In a study, donors were 60% more likely to be diagnosed with gout than matched healthy controls.
Likelihood of a recurrent gout attack is greater under conditions of high temperature and/or low relative humidity.
Korean study also revealed an inverse association between serum homocysteine levels and renal function.
Individuals with first-degree relatives affected by the condition are twice as likely as those in the general population to experienced gout.
Elevated uric acid levels are associated with increased risks for hypertension, gout, and renal impairment.
Patients with gout experienced no clinically significant urate-lowering effects from an 8-week course of a modest dosage of vitamin C.
Many but not all cohort studies examining the relationship between hyperuricemia and CKD outcomes suggest they may be intertwined.
Adverse events included skin rash, gastrointestinal problems, and allopurinol hypersensitivity syndrome.
Gout prevalence is higher among patients with lower average estimated glomerular filtration rates or higher levels of albuminuria
The two are linked regardless of gender, race, and obesity.
An consumption over a two-year period found to decrease likelihood of a gout attack by 35%.
Data from 5,707 participants of the National Health and Nutrition Examination Survey (NHANES) 2007-2008 show that gout now affects 4% of Americans (8.3 million individuals), and hyperuricemia, 21% (43.3 million).
A case study involving a 58-year-old man with acute gout attacks and multiple comorbidities, including hypertension and hypercholesterolemia.
A case study involving a 65-year-old man with chronic kidney disease and acute attacks of pain, swelling, and erythema in the first metatarsophalangeal joint.
Gout patients have an increased prevalence of simple renal cysts, and these cysts are associated with a decreased likelihood of kidney stone disease, according to Brazilian investigators.
A case study examines the treatment of hyperuricemia and gout in a 57-year-old postmenopausal renal transplant recipient with intermittent gout attacks.
Gout is increasingly recognized in patients with chronic kidney disease, but the proper dosing regimen for traditional agents has not been well-studied in this patient group.
PHILADELPHIA—Patients with chronic kidney disease (CKD) have a relatively high prevalence of gout compared with the general population, according to data presented at Kidney Week 2011.

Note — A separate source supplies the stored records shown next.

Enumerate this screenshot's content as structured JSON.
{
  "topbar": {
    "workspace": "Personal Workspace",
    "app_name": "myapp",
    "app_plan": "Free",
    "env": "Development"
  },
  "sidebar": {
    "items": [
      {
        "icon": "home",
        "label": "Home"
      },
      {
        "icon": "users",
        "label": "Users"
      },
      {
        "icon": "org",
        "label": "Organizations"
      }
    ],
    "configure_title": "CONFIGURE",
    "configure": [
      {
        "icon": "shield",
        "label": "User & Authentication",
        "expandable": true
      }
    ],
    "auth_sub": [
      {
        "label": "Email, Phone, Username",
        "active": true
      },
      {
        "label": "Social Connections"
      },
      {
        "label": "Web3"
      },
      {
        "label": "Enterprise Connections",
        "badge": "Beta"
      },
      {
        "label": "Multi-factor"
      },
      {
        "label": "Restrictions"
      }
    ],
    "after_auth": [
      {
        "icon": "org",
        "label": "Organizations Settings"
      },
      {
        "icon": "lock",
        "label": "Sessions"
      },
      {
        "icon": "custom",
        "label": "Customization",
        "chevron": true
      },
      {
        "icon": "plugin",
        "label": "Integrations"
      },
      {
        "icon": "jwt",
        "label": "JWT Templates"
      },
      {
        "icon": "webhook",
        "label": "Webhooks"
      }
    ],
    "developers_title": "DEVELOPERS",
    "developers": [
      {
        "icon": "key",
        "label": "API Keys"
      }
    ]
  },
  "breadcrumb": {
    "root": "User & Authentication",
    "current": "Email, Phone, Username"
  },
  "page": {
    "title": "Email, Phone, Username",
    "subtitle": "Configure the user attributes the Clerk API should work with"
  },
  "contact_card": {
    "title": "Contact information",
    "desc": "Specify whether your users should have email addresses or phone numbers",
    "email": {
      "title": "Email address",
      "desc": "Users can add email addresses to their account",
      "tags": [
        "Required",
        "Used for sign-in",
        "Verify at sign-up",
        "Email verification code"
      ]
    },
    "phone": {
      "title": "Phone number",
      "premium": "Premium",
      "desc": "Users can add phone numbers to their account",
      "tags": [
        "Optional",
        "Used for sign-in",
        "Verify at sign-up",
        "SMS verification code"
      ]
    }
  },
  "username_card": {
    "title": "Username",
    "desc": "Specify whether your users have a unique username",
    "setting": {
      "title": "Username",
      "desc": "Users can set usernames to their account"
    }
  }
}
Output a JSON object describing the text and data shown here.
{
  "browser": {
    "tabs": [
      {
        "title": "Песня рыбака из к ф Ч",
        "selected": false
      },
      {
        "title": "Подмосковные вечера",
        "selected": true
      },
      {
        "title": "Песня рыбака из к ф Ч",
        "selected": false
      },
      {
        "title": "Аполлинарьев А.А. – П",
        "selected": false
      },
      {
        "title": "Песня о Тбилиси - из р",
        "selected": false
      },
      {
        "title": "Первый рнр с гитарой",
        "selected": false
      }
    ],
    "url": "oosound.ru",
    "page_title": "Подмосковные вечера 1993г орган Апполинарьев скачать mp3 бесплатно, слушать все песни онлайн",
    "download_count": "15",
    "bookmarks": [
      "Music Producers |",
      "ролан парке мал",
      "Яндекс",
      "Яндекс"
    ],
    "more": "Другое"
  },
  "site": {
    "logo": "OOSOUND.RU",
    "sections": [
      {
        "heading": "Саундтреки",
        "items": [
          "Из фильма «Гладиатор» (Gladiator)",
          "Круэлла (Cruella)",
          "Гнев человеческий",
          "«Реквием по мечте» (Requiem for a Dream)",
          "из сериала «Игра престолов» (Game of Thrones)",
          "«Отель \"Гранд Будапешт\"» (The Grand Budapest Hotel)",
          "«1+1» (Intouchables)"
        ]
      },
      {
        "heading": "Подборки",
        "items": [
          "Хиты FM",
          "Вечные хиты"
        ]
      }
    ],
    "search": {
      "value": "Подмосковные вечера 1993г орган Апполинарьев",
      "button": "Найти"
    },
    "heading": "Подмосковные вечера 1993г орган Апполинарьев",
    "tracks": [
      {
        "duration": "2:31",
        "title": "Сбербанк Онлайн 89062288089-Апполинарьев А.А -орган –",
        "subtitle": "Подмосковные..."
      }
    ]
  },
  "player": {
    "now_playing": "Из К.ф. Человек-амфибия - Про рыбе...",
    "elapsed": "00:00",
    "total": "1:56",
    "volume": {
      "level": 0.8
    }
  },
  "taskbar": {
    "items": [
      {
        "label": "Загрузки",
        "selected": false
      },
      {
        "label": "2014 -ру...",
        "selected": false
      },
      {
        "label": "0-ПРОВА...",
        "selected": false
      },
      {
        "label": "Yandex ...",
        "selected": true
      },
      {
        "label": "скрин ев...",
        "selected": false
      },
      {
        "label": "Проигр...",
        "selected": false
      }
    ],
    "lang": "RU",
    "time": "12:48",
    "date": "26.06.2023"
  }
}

CHICAGO—Uncontrolled serum uric acid in patients with gout is associated with an increased risk of developing kidney disease and diabetes, according to the findings of two studies presented at the American College of Rheumatology annual meeting.
VANCOUVER, B.C.—Allopurinol can be prescribed safely to treat recurrent gout in renal transplant recipients who are receiving azathioprine, British researchers reported.
The FDA has ordered a halt to the marketing of unapproved single-ingredient oral colchicine, a medication commonly used for the daily prevention of gout, to treat acute gout flare-ups, and for the treatment of familial Mediterranean fever.
Savient Pharmaceuticals, Inc., of East Brunswick, N.J., has received FDA clearance to market Krystexxa (pegloticase) as a treatment for chronic gout in adult patients refractory to conventional treatment.
MUNICH, GERMANY—Allopurinol, a drug long used to treat gout, can cause regression of left ventricular hypertrophy (LVH) and improvement of endothelial dysfunction in CKD patients, a study found.
Allopurinol, a drug used to treat gout, may slow progression of kidney disease in CKD patients, according to new findings scheduled to be published in an upcoming issue of the Clinical Journal of the American Society of Nephrology.
Colcrys, a new colchicine formulation, has received marketing clearance for the prevention of gout flares.
The FDA's Arthritis Drugs Advisory Committee has recommended that Krystexxa (pegloticase) be approved for treating refractory chronic gout.
A new oral medication that reduces serum uric acid levels has received FDA approval for treating hyperuricemia in patients with gout.
A short course of a corticosteroid could supplant nonsteroidal anti-inflammatory drugs (NSAIDs) as the medication of choice to treat gout, Dutch researchers suggest.